Folk. The influence on our culture from its rebirth in the late 50's through the early 70's is profound. As I listened to albums released in September of 1972, I was struck by its sheer world-wide appeal and the talent of many to modernize folk and make top 10 hits from a genre they grew up with.
In America, you have the seemingly shy and unassuming folk musicians like John Denver and Seals and Crofts writing and performing big mainstream hits. Meanwhile, the UK mounts a second-wave invasion of sorts with artists like Cat Stevens, Sandy Denny (from Fairport Convention), and groups like The Pentangle, not to mention Jethro Tull, Genesis, Yes and a host of others taking the traditional English Folk genre and bending that into rock. In progressive rock, Yes releases Close to the Edge turning their back on the 2-3 minute hitmaker format, making continuous movements that take up the whole side of an album. AM radio dazed and confused needs FM to take over the progressive sides of blues and rock 'n' roll.
Folk is roots music. Where ever you come from and no matter your taste in popular music, strands of folk are always there to bond a tune with its audience.
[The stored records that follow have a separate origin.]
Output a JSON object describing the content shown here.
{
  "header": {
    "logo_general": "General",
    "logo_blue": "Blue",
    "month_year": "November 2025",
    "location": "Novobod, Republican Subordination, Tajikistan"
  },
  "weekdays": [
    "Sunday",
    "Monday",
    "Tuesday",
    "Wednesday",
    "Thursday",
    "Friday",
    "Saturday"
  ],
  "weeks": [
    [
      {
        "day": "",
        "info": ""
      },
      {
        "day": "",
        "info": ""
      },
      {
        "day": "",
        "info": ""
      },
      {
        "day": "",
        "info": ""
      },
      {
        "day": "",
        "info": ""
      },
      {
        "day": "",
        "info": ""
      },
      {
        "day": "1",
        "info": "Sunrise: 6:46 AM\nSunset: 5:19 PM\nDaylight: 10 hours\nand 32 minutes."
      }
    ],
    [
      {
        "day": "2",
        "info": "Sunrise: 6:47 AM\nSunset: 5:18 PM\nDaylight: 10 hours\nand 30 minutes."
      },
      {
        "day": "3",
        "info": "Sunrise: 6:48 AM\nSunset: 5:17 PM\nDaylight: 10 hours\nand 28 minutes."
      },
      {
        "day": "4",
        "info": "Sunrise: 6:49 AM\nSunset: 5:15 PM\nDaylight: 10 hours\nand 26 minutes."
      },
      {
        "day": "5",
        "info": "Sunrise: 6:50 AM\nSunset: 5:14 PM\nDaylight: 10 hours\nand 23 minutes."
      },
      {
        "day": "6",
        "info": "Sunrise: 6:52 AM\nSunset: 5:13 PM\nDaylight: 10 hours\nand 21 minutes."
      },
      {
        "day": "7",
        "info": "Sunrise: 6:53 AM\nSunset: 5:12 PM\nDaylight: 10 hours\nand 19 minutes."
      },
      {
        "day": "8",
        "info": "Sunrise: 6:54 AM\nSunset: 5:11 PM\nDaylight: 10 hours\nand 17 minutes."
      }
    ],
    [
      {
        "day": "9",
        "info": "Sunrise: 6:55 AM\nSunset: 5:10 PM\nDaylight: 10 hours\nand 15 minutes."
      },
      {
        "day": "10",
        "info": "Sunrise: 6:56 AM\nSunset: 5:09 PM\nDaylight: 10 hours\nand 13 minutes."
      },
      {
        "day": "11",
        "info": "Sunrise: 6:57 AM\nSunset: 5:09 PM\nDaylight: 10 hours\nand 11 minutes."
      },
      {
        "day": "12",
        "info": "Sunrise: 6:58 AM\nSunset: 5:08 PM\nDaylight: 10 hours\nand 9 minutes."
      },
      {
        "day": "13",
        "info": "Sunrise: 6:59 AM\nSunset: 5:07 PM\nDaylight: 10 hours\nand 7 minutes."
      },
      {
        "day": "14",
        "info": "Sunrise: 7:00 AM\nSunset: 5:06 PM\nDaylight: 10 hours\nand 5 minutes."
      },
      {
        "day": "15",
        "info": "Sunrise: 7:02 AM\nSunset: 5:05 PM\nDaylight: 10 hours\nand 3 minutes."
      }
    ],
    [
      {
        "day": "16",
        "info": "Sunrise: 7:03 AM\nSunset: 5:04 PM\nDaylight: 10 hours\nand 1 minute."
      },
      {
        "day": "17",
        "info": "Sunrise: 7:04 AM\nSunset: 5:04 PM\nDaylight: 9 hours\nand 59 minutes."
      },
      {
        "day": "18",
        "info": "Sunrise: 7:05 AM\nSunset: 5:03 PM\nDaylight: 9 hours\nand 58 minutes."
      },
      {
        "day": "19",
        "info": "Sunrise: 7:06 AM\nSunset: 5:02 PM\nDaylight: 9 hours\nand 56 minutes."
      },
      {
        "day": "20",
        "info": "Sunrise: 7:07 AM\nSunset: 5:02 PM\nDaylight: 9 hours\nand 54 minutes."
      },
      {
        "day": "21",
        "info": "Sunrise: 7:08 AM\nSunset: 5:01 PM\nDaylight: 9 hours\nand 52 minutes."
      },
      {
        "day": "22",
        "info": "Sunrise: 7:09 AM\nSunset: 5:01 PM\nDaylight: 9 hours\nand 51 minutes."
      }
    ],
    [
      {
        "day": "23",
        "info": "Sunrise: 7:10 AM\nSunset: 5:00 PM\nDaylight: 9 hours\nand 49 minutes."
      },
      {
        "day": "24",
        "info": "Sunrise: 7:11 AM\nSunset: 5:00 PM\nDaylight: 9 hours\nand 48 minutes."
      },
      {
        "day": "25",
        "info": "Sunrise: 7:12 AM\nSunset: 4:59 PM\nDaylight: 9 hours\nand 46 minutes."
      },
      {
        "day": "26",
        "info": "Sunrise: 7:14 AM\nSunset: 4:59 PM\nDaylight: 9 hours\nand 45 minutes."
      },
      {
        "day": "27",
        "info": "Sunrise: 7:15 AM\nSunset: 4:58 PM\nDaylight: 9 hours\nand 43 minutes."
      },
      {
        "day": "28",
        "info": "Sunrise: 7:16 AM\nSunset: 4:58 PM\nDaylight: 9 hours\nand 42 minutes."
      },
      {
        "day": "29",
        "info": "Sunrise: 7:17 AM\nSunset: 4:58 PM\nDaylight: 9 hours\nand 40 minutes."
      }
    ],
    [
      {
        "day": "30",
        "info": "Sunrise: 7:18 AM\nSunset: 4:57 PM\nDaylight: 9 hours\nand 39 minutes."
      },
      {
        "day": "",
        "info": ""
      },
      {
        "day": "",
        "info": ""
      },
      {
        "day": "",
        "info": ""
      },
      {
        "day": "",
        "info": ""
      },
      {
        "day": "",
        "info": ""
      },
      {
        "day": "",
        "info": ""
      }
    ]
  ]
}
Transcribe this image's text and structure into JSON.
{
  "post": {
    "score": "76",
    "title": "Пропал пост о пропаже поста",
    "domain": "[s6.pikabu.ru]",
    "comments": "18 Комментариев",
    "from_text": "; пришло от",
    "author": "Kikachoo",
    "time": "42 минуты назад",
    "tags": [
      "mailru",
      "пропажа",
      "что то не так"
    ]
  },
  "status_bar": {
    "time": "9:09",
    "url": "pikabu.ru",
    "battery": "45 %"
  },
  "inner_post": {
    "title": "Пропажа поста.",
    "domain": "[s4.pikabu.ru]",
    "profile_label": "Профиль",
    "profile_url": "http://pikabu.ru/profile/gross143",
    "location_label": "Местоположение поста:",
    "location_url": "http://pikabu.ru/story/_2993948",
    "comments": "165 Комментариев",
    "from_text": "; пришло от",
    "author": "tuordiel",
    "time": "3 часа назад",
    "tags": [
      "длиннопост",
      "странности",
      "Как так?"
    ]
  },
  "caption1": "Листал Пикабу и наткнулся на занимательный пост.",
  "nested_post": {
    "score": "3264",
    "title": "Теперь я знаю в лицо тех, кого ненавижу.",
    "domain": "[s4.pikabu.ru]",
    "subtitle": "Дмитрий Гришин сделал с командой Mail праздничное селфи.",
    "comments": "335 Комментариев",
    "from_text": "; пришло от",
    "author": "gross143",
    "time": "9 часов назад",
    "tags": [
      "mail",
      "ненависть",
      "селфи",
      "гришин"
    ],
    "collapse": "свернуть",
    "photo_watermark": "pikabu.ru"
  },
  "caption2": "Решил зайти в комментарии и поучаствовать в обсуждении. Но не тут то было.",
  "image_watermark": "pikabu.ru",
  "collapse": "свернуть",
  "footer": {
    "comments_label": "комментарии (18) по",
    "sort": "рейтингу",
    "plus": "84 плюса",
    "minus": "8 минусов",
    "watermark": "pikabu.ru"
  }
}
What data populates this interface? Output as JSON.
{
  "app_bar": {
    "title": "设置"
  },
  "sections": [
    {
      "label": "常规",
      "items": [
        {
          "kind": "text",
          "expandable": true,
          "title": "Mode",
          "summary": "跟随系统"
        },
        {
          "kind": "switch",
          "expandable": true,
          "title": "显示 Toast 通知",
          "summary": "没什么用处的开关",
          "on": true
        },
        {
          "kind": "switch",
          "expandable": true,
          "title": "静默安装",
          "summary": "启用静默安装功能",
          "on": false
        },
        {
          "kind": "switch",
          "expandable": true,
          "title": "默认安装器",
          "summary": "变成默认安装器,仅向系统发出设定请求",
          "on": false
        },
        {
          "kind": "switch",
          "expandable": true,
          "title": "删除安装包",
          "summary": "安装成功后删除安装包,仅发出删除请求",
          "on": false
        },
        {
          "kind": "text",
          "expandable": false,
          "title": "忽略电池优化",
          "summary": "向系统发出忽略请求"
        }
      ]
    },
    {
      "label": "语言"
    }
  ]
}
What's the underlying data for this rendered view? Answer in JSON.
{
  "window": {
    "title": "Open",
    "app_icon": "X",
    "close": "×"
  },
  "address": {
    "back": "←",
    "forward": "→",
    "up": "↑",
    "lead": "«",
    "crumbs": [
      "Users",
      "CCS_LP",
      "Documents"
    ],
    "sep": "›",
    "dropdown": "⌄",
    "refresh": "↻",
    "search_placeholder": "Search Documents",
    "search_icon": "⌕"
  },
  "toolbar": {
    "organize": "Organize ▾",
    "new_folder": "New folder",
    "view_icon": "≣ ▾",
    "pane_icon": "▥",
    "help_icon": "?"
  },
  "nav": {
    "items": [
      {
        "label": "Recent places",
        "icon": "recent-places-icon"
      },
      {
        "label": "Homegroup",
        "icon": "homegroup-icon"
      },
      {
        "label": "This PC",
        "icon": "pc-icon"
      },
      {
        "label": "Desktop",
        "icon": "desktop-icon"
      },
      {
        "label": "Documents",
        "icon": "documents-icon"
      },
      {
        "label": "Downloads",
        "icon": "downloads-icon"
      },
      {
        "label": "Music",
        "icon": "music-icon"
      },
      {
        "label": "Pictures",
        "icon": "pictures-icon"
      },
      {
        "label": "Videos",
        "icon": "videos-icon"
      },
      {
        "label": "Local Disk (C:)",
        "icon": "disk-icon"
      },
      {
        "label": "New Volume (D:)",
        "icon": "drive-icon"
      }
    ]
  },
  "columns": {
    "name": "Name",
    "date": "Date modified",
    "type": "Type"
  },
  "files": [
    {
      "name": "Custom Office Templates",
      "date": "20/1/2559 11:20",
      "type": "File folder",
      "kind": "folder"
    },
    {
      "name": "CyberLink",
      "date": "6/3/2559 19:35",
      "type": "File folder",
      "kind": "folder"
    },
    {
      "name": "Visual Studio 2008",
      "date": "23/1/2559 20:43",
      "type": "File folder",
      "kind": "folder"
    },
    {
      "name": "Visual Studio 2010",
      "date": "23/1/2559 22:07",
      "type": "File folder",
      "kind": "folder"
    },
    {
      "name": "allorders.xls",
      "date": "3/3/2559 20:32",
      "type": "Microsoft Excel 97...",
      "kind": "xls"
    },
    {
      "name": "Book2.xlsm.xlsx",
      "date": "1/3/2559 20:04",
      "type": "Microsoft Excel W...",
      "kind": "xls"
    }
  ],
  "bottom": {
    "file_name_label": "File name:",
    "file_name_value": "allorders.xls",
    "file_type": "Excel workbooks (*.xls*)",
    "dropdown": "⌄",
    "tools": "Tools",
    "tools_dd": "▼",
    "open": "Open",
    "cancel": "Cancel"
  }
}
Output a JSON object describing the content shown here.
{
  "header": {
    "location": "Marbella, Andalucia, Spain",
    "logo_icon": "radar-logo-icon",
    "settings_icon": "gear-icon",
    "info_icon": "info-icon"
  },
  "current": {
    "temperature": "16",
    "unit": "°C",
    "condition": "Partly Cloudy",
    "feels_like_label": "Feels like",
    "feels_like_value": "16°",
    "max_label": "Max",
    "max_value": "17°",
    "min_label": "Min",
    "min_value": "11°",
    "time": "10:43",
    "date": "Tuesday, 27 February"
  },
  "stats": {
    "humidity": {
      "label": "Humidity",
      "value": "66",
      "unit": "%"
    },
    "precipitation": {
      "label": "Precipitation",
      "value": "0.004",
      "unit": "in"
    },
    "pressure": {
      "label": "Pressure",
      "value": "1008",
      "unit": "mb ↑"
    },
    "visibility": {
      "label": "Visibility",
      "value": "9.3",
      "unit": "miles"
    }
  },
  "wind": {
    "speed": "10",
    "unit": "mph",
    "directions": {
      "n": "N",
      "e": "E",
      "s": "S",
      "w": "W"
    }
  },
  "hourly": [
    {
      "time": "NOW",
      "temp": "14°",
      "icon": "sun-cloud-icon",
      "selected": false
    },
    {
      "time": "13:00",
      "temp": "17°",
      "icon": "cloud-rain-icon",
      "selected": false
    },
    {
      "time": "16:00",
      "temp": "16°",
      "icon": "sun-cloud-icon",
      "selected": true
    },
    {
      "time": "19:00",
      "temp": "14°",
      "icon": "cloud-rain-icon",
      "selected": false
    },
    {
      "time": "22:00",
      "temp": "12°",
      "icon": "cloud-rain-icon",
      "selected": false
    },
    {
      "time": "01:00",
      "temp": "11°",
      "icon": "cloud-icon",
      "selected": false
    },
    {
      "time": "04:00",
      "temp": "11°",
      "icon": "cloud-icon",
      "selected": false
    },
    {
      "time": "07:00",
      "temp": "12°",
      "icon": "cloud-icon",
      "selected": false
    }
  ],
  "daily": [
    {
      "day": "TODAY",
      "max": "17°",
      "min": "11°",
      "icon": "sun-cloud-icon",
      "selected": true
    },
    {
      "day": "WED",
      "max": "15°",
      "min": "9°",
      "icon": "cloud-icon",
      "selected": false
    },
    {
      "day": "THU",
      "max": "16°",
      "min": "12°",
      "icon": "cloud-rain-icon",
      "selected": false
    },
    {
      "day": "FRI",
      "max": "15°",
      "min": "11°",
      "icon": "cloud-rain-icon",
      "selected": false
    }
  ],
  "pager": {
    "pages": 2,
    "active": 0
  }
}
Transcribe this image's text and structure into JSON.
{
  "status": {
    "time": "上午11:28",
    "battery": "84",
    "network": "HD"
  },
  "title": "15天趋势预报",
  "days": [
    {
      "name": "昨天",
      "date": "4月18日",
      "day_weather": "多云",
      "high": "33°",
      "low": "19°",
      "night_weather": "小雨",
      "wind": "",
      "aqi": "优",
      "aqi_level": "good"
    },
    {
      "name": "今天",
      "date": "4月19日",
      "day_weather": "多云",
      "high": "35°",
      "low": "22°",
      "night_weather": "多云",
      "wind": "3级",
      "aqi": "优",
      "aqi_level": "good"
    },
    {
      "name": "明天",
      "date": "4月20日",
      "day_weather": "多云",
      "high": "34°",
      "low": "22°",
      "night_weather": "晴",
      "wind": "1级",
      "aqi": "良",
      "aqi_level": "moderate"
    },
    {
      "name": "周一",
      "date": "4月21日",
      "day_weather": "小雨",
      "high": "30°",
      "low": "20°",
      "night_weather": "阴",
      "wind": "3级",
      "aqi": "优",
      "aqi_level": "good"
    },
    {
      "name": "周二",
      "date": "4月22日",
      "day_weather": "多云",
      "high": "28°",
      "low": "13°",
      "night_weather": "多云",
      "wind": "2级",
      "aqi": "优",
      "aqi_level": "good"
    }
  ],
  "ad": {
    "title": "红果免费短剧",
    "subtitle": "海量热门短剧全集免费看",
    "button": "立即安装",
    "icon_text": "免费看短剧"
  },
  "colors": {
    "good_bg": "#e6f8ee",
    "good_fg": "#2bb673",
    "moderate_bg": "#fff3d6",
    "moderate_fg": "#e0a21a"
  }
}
Note- I wanted to mention the passing of Jim Seals (79) this year (June, 6). For anyone growing up in the 1970's, the duo Seals and Crofts were very popular and very humble. In an ever growing environment of substance abuse destroying musicians lives and ultimately thinning the herd of quality rock 'n' roll in the 1970's, Seals and Crofts were well, a summer breeze.
I also wanted to mention John Denver who was never really on my radar in high school. Like Glen Campbell and The Carpenters, I came to appreciate their music later. In about four years from now, I'll be writing specifically about 1976 and a summer camp I worked at for children with disabilities. Let me tell you, John Denver music was king around the campfire!
Enjoy my friends!